Surviving on an Actor’s Budget: A Short Guide
Starving artists—it’s a stereotype that gets thrown around a lot, but now that you’re here, we know you know by now that there’s some truth to it. The sporadic nature of the work, the competition, and the constant uncertainty of booking a role make starting out an acting career definitely challenging. Even actors who make great money for each project know that some dry spells bound to be expected in between jobs. Going to bed thinking that days of zero earnings are always just one closing notice or contract end away is enough to induce perpetual anxiety. So how does one get by on an actor’s budget? Will you make it till you first big break?
Here’s a guide to survival on an actor’s budget.
How Do You Survive on an Actor’s Budget?
Wants versus needs
This sounds obvious to any adult, but many of us choose to forget it on a date or upon finding out that our coveted pair of shoes is on sale. Let’s state the obvious to define what your needs are: housing, food, utilities, transportation, internet, cell phone, and sometimes classes or workshops. These are the things that you need to live and maintain an acting career. Loans and debts owed should also be counted in the category of needs because not paying them actually costs more money in the long run. Wants, on the other hand, are just about everything else: clothes, travels, buffets, drinks, leisure activities, Starbucks, and movie tickets.
Expenses versus income
Here’s a rule: your income has to be double (or more) what you pay in rent to be safe. You can’t spend money you aren’t committed to making. Live within your means, or else you’ll be buried in debt. If it turns out that your expenses are higher than your income, you need to either increase your income or lower your expenses (or both).
- Reduce your expenses. Examine every item in your monthly expenses to see where you can remove or reduce. Remember that even the necessities of life can be renegotiated to be made more affordable. Perhaps you can get another roommate to reduce your rent and monthly utility expenses. Or downgrade to a lower-cost cell phone plan to reduce your monthly bill. Or temporarily cut back on acting classes and explore cost-free ways to further your knowledge. Look for coupons and discounts anywhere you can. Go to thrift stores for shoes and clothing. Use less electricity and water. Cut down on groceries. Buy food products that are on sale. Move to a cheaper apartment.
- Increase your income. If you want to keep living the life you’re living, you have to work hard for it. Ask for a raise. Start a side hustle. Find part-time work online. Sell stuff that you no longer use. Audition as a model or voice-over artist. Play music in cafés, bars, or restaurants. Create a YouTube channel or a blog. Don’t limit your earning potential or get stuck with the idea that your income is dictated by your employer, your job title, your degree, your experience, or anything else. The biggest driver of how much you can earn is you, so challenge yourself to create a demand around your skill set—artistic and otherwise—and command the value you need in return to live a life on your terms.
Actor’s Budget: Savings

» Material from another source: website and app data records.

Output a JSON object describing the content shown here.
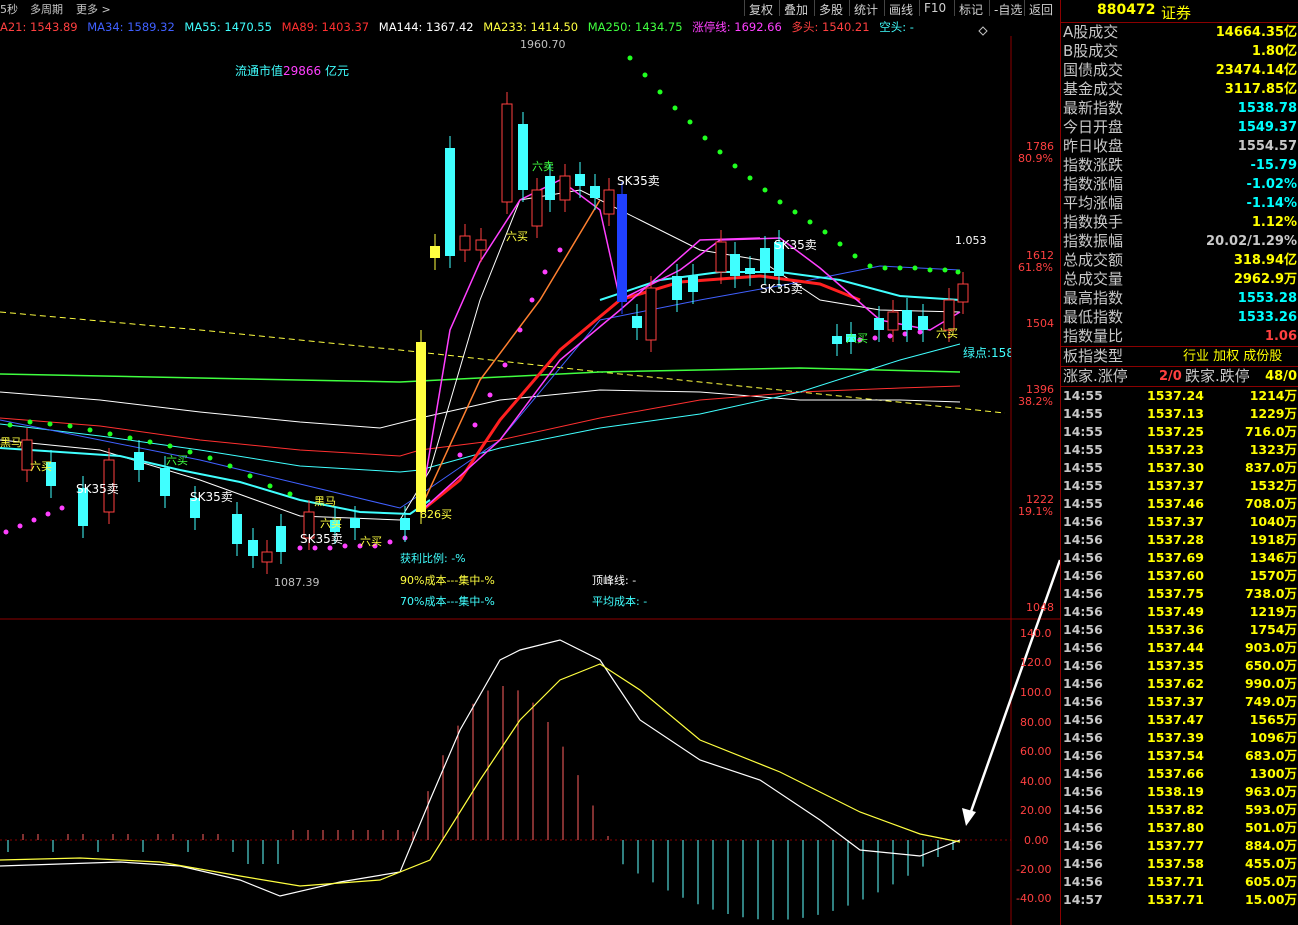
{
  "toolbar": {
    "left_items": [
      "5秒",
      "多周期",
      "更多 >"
    ],
    "buttons": [
      "复权",
      "叠加",
      "多股",
      "统计",
      "画线",
      "F10",
      "标记",
      "-自选",
      "返回"
    ]
  },
  "ma_legend": [
    {
      "text": "A21: 1543.89",
      "color": "#ff4040"
    },
    {
      "text": "MA34: 1589.32",
      "color": "#4060ff"
    },
    {
      "text": "MA55: 1470.55",
      "color": "#40ffff"
    },
    {
      "text": "MA89: 1403.37",
      "color": "#ff3030"
    },
    {
      "text": "MA144: 1367.42",
      "color": "#ffffff"
    },
    {
      "text": "MA233: 1414.50",
      "color": "#ffff40"
    },
    {
      "text": "MA250: 1434.75",
      "color": "#40ff40"
    },
    {
      "text": "涨停线: 1692.66",
      "color": "#ff40ff"
    },
    {
      "text": "多头: 1540.21",
      "color": "#ff4040"
    },
    {
      "text": "空头: -",
      "color": "#40ffff"
    }
  ],
  "chart": {
    "market_cap_label": "流通市值",
    "market_cap_value": "29866",
    "market_cap_unit": "亿元",
    "high_label": "1960.70",
    "low_label": "1087.39",
    "ratio_label": "1.053",
    "green_point_label": "绿点:158",
    "profit_ratio": "获利比例: -%",
    "cost90": "90%成本---集中-%",
    "cost70": "70%成本---集中-%",
    "peak_line": "顶峰线: -",
    "avg_cost": "平均成本: -",
    "annotations": [
      "六卖",
      "SK35卖",
      "六买",
      "SK35卖",
      "SK35卖",
      "六买",
      "黑马",
      "SK35卖",
      "六买",
      "826买",
      "SK35卖",
      "六买",
      "六买",
      "黑马",
      "六买",
      "SK35卖",
      "六买"
    ],
    "y_axis_main": [
      {
        "value": "1786",
        "pct": "80.9%"
      },
      {
        "value": "1612",
        "pct": "61.8%"
      },
      {
        "value": "1504",
        "pct": ""
      },
      {
        "value": "1396",
        "pct": "38.2%"
      },
      {
        "value": "1222",
        "pct": "19.1%"
      },
      {
        "value": "1048",
        "pct": ""
      }
    ],
    "y_axis_macd": [
      "140.0",
      "120.0",
      "100.0",
      "80.00",
      "60.00",
      "40.00",
      "20.00",
      "0.00",
      "-20.00",
      "-40.00"
    ]
  },
  "panel": {
    "code": "880472",
    "name": "证券",
    "stats": [
      {
        "label": "A股成交",
        "value": "14664.35亿",
        "color": "#ffff00"
      },
      {
        "label": "B股成交",
        "value": "1.80亿",
        "color": "#ffff00"
      },
      {
        "label": "国债成交",
        "value": "23474.14亿",
        "color": "#ffff00"
      },
      {
        "label": "基金成交",
        "value": "3117.85亿",
        "color": "#ffff00"
      },
      {
        "label": "最新指数",
        "value": "1538.78",
        "color": "#00ffff"
      },
      {
        "label": "今日开盘",
        "value": "1549.37",
        "color": "#00ffff"
      },
      {
        "label": "昨日收盘",
        "value": "1554.57",
        "color": "#c8c8c8"
      },
      {
        "label": "指数涨跌",
        "value": "-15.79",
        "color": "#00ffff"
      },
      {
        "label": "指数涨幅",
        "value": "-1.02%",
        "color": "#00ffff"
      },
      {
        "label": "平均涨幅",
        "value": "-1.14%",
        "color": "#00ffff"
      },
      {
        "label": "指数换手",
        "value": "1.12%",
        "color": "#ffff00"
      },
      {
        "label": "指数振幅",
        "value": "20.02/1.29%",
        "color": "#c8c8c8"
      },
      {
        "label": "总成交额",
        "value": "318.94亿",
        "color": "#ffff00"
      },
      {
        "label": "总成交量",
        "value": "2962.9万",
        "color": "#ffff00"
      },
      {
        "label": "最高指数",
        "value": "1553.28",
        "color": "#00ffff"
      },
      {
        "label": "最低指数",
        "value": "1533.26",
        "color": "#00ffff"
      },
      {
        "label": "指数量比",
        "value": "1.06",
        "color": "#ff4040"
      }
    ],
    "board_type_label": "板指类型",
    "board_type_value": "行业 加权 成份股",
    "up_down_label": "涨家.涨停",
    "up_down_value": "2/0",
    "fall_label": "跌家.跌停",
    "fall_value": "48/0",
    "ticks": [
      {
        "time": "14:55",
        "price": "1537.24",
        "vol": "1214万"
      },
      {
        "time": "14:55",
        "price": "1537.13",
        "vol": "1229万"
      },
      {
        "time": "14:55",
        "price": "1537.25",
        "vol": "716.0万"
      },
      {
        "time": "14:55",
        "price": "1537.23",
        "vol": "1323万"
      },
      {
        "time": "14:55",
        "price": "1537.30",
        "vol": "837.0万"
      },
      {
        "time": "14:55",
        "price": "1537.37",
        "vol": "1532万"
      },
      {
        "time": "14:55",
        "price": "1537.46",
        "vol": "708.0万"
      },
      {
        "time": "14:56",
        "price": "1537.37",
        "vol": "1040万"
      },
      {
        "time": "14:56",
        "price": "1537.28",
        "vol": "1918万"
      },
      {
        "time": "14:56",
        "price": "1537.69",
        "vol": "1346万"
      },
      {
        "time": "14:56",
        "price": "1537.60",
        "vol": "1570万"
      },
      {
        "time": "14:56",
        "price": "1537.75",
        "vol": "738.0万"
      },
      {
        "time": "14:56",
        "price": "1537.49",
        "vol": "1219万"
      },
      {
        "time": "14:56",
        "price": "1537.36",
        "vol": "1754万"
      },
      {
        "time": "14:56",
        "price": "1537.44",
        "vol": "903.0万"
      },
      {
        "time": "14:56",
        "price": "1537.35",
        "vol": "650.0万"
      },
      {
        "time": "14:56",
        "price": "1537.62",
        "vol": "990.0万"
      },
      {
        "time": "14:56",
        "price": "1537.37",
        "vol": "749.0万"
      },
      {
        "time": "14:56",
        "price": "1537.47",
        "vol": "1565万"
      },
      {
        "time": "14:56",
        "price": "1537.39",
        "vol": "1096万"
      },
      {
        "time": "14:56",
        "price": "1537.54",
        "vol": "683.0万"
      },
      {
        "time": "14:56",
        "price": "1537.66",
        "vol": "1300万"
      },
      {
        "time": "14:56",
        "price": "1538.19",
        "vol": "963.0万"
      },
      {
        "time": "14:56",
        "price": "1537.82",
        "vol": "593.0万"
      },
      {
        "time": "14:56",
        "price": "1537.80",
        "vol": "501.0万"
      },
      {
        "time": "14:56",
        "price": "1537.77",
        "vol": "884.0万"
      },
      {
        "time": "14:56",
        "price": "1537.58",
        "vol": "455.0万"
      },
      {
        "time": "14:56",
        "price": "1537.71",
        "vol": "605.0万"
      },
      {
        "time": "14:57",
        "price": "1537.71",
        "vol": "15.00万"
      }
    ]
  }
}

Beyond your budget for your monthly needs, you need at least 10 percent of it allotted for emergencies (unemployment, car breaking down, medical bills, etc.). Long-term savings should also be a nonnegotiable part of your budget, even if you have to start super small. Committing to long-term savings builds big picture dreams into your present reality. You’ll be surprised at how quickly putting aside even a little bit of money can become a habit, and how little you’ll miss it. Also, it adds up quicker than you think. Thank us later.
Do everything you can to slowly climb up the ladder. Improve your audition piece. Join every audition that you fit in. Read, read, read—plays, actor biographies, books on acting technique. Have you got a library nearby? Join and give yourself some free education. Save for classes and workshops. Market yourself in all areas. Increase your network. Grow your online presence. The more dedicated you are, the busier you get.Surviving on an Actor’s Budget: A Short Guide by Holly Bissonnette